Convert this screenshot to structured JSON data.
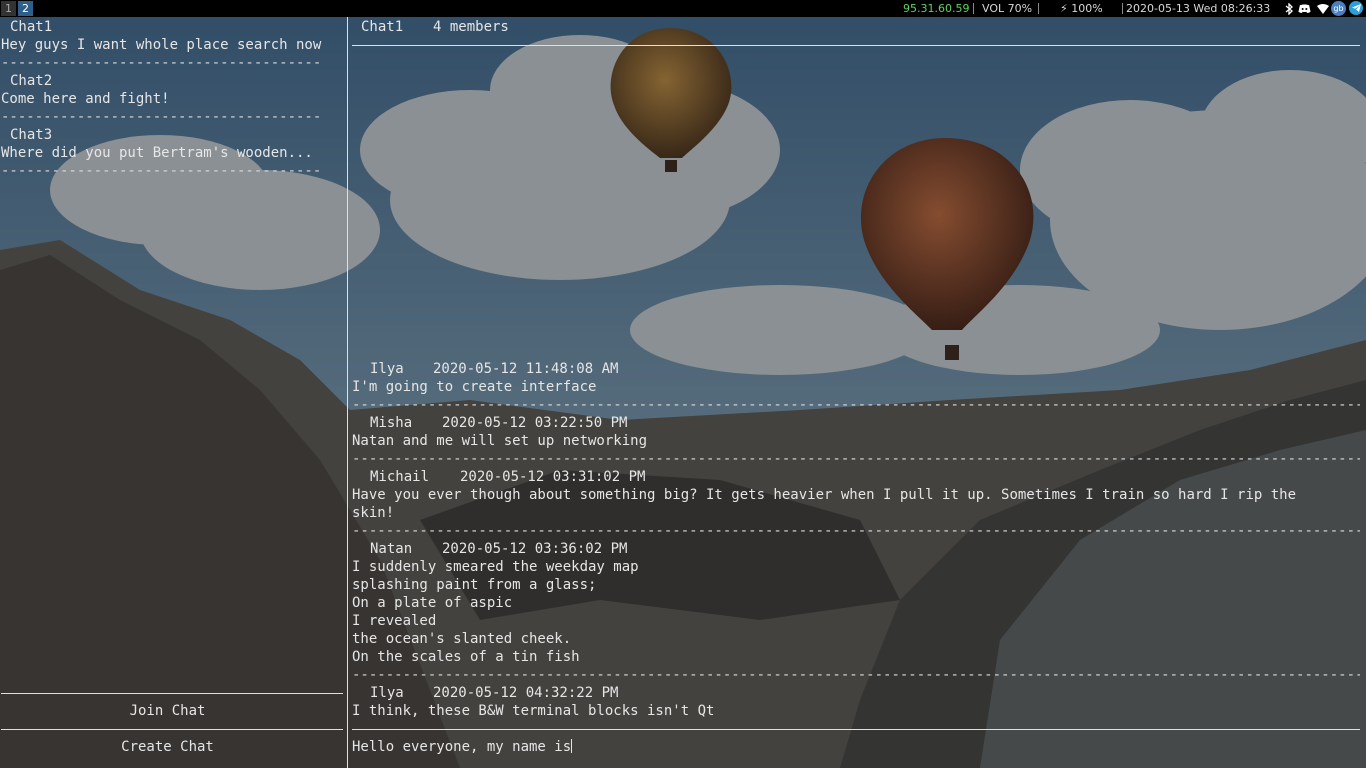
{
  "statusbar": {
    "workspaces": [
      "1",
      "2"
    ],
    "ip": "95.31.60.59",
    "volume": "VOL 70%",
    "battery": "⚡ 100%",
    "datetime": "2020-05-13 Wed 08:26:33",
    "tray_icons": [
      "bluetooth-icon",
      "discord-icon",
      "wifi-icon",
      "layout-indicator-icon",
      "telegram-icon"
    ],
    "layout_indicator": "gb"
  },
  "sidebar": {
    "chats": [
      {
        "name": "Chat1",
        "preview": "Hey guys I want whole place search now"
      },
      {
        "name": "Chat2",
        "preview": "Come here and fight!"
      },
      {
        "name": "Chat3",
        "preview": "Where did you put Bertram's wooden..."
      }
    ],
    "separator": "--------------------------------------",
    "join_label": "Join Chat",
    "create_label": "Create Chat"
  },
  "chat": {
    "title": "Chat1",
    "members": "4 members",
    "separator": "---------------------------------------------------------------------------------------------------------------------------------------------------------------",
    "messages": [
      {
        "author": "Ilya",
        "time": "2020-05-12 11:48:08 AM",
        "text": "I'm going to create interface"
      },
      {
        "author": "Misha",
        "time": "2020-05-12 03:22:50 PM",
        "text": "Natan and me will set up networking"
      },
      {
        "author": "Michail",
        "time": "2020-05-12 03:31:02 PM",
        "text": "Have you ever though about something big? It gets heavier when I pull it up. Sometimes I train so hard I rip the skin!"
      },
      {
        "author": "Natan",
        "time": "2020-05-12 03:36:02 PM",
        "text": "I suddenly smeared the weekday map\nsplashing paint from a glass;\nOn a plate of aspic\nI revealed\nthe ocean's slanted cheek.\nOn the scales of a tin fish"
      },
      {
        "author": "Ilya",
        "time": "2020-05-12 04:32:22 PM",
        "text": "I think, these B&W terminal blocks isn't Qt"
      }
    ],
    "input_value": "Hello everyone, my name is"
  }
}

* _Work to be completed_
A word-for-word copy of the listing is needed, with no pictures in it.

* _Output_
Convert this screenshot to structured JSON data.
{
  "statusbar": {
    "workspaces": [
      "1",
      "2"
    ],
    "ip": "95.31.60.59",
    "volume": "VOL 70%",
    "battery": "⚡ 100%",
    "datetime": "2020-05-13 Wed 08:26:33",
    "tray_icons": [
      "bluetooth-icon",
      "discord-icon",
      "wifi-icon",
      "layout-indicator-icon",
      "telegram-icon"
    ],
    "layout_indicator": "gb"
  },
  "sidebar": {
    "chats": [
      {
        "name": "Chat1",
        "preview": "Hey guys I want whole place search now"
      },
      {
        "name": "Chat2",
        "preview": "Come here and fight!"
      },
      {
        "name": "Chat3",
        "preview": "Where did you put Bertram's wooden..."
      }
    ],
    "separator": "--------------------------------------",
    "join_label": "Join Chat",
    "create_label": "Create Chat"
  },
  "chat": {
    "title": "Chat1",
    "members": "4 members",
    "separator": "---------------------------------------------------------------------------------------------------------------------------------------------------------------",
    "messages": [
      {
        "author": "Ilya",
        "time": "2020-05-12 11:48:08 AM",
        "text": "I'm going to create interface"
      },
      {
        "author": "Misha",
        "time": "2020-05-12 03:22:50 PM",
        "text": "Natan and me will set up networking"
      },
      {
        "author": "Michail",
        "time": "2020-05-12 03:31:02 PM",
        "text": "Have you ever though about something big? It gets heavier when I pull it up. Sometimes I train so hard I rip the skin!"
      },
      {
        "author": "Natan",
        "time": "2020-05-12 03:36:02 PM",
        "text": "I suddenly smeared the weekday map\nsplashing paint from a glass;\nOn a plate of aspic\nI revealed\nthe ocean's slanted cheek.\nOn the scales of a tin fish"
      },
      {
        "author": "Ilya",
        "time": "2020-05-12 04:32:22 PM",
        "text": "I think, these B&W terminal blocks isn't Qt"
      }
    ],
    "input_value": "Hello everyone, my name is"
  }
}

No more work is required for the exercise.